The first journal I have is from 1975. I’m not sure what was real or what wasn’t, but in the sporadic pages, I  mentioned running away from home, about fear of menstruation, about not fitting in and difficulty in making friends and of others that were really good friends, of boyfriends (largely imagined), and discovering cigarettes. 

I started that secret habit (1975-2008 ish) when a friend and I purchased the said cigarettes from a vending machine in the BurgerKing in a small commercial hamlet within a long bike ride from the house. The journals triggered the awkwardness of Jr. high and the uncertain discomfort of early adolescence. In reviewing the letter to a friend written during a Thanksgiving trip to Hawaii with my family and grandmother in 1978, I used the word “mint” to describe good experiences. The journal helped me remember buying a green T-shirt that said: “smoke Hawaiian” (looked good with my tan), went through our ten-day trip to Hilo to Kona, to Ioa valley to Kauai to Waikiki.
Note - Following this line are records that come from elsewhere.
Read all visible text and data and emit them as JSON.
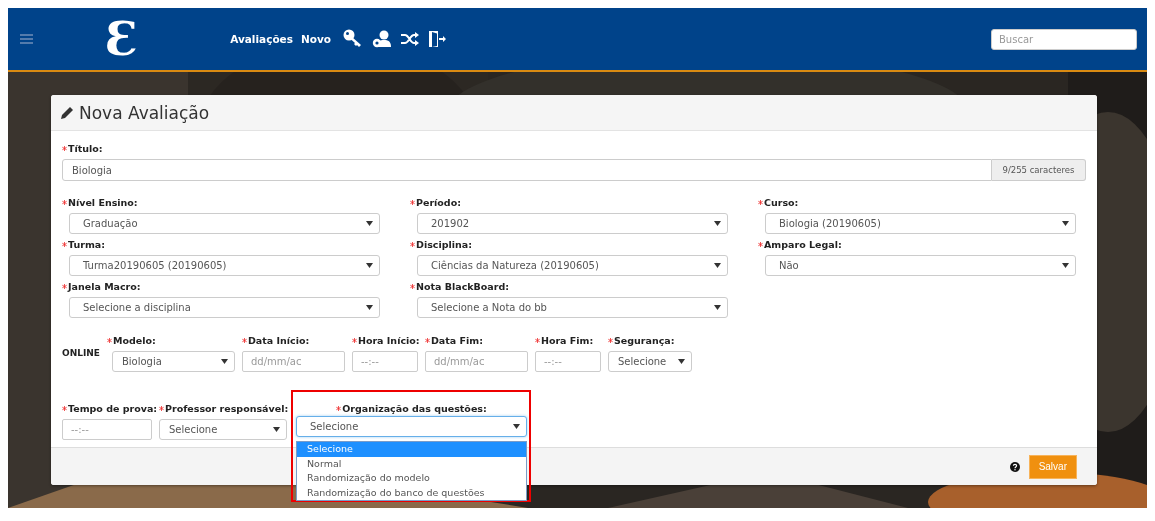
{
  "navbar": {
    "logo": "Ɛ",
    "links": [
      {
        "label": "Avaliações"
      },
      {
        "label": "Novo"
      }
    ],
    "search": {
      "placeholder": "Buscar"
    }
  },
  "card": {
    "title": "Nova Avaliação",
    "titulo": {
      "label": "Título:",
      "required": true,
      "value": "Biologia",
      "counter": "9/255 caracteres"
    },
    "fields": [
      {
        "label": "Nível Ensino:",
        "required": true,
        "value": "Graduação"
      },
      {
        "label": "Período:",
        "required": true,
        "value": "201902"
      },
      {
        "label": "Curso:",
        "required": true,
        "value": "Biologia (20190605)"
      },
      {
        "label": "Turma:",
        "required": true,
        "value": "Turma20190605 (20190605)"
      },
      {
        "label": "Disciplina:",
        "required": true,
        "value": "Ciências da Natureza (20190605)"
      },
      {
        "label": "Amparo Legal:",
        "required": true,
        "value": "Não"
      },
      {
        "label": "Janela Macro:",
        "required": true,
        "value": "Selecione a disciplina"
      },
      {
        "label": "Nota BlackBoard:",
        "required": true,
        "value": "Selecione a Nota do bb"
      }
    ],
    "online": {
      "label": "ONLINE",
      "fields": [
        {
          "kind": "select",
          "label": "Modelo:",
          "required": true,
          "value": "Biologia"
        },
        {
          "kind": "input",
          "label": "Data Início:",
          "required": true,
          "placeholder": "dd/mm/ac"
        },
        {
          "kind": "input",
          "label": "Hora Início:",
          "required": true,
          "placeholder": "--:--"
        },
        {
          "kind": "input",
          "label": "Data Fim:",
          "required": true,
          "placeholder": "dd/mm/ac"
        },
        {
          "kind": "input",
          "label": "Hora Fim:",
          "required": true,
          "placeholder": "--:--"
        },
        {
          "kind": "select",
          "label": "Segurança:",
          "required": true,
          "value": "Selecione"
        }
      ]
    },
    "bottom_fields": [
      {
        "kind": "input",
        "label": "Tempo de prova:",
        "required": true,
        "placeholder": "--:--"
      },
      {
        "kind": "select",
        "label": "Professor responsável:",
        "required": true,
        "value": "Selecione"
      }
    ],
    "organization": {
      "label": "Organização das questões:",
      "required": true,
      "value": "Selecione",
      "expanded": true,
      "highlighted": true,
      "options": [
        {
          "label": "Selecione",
          "selected": true
        },
        {
          "label": "Normal",
          "selected": false
        },
        {
          "label": "Randomização do modelo",
          "selected": false
        },
        {
          "label": "Randomização do banco de questões",
          "selected": false
        }
      ]
    },
    "save_button": "Salvar"
  }
}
There,  my sister and I (15 and 13) walked the beach at night and accepted an invitation from a quiet Native guy to smoke joints while sitting on the sand, an experience I still remember. 

With this first review, the first odd bits of this project is done. Those journals have from the bookshelf to the paper bag, ready to be destroyed. Now, onward to the 80’s.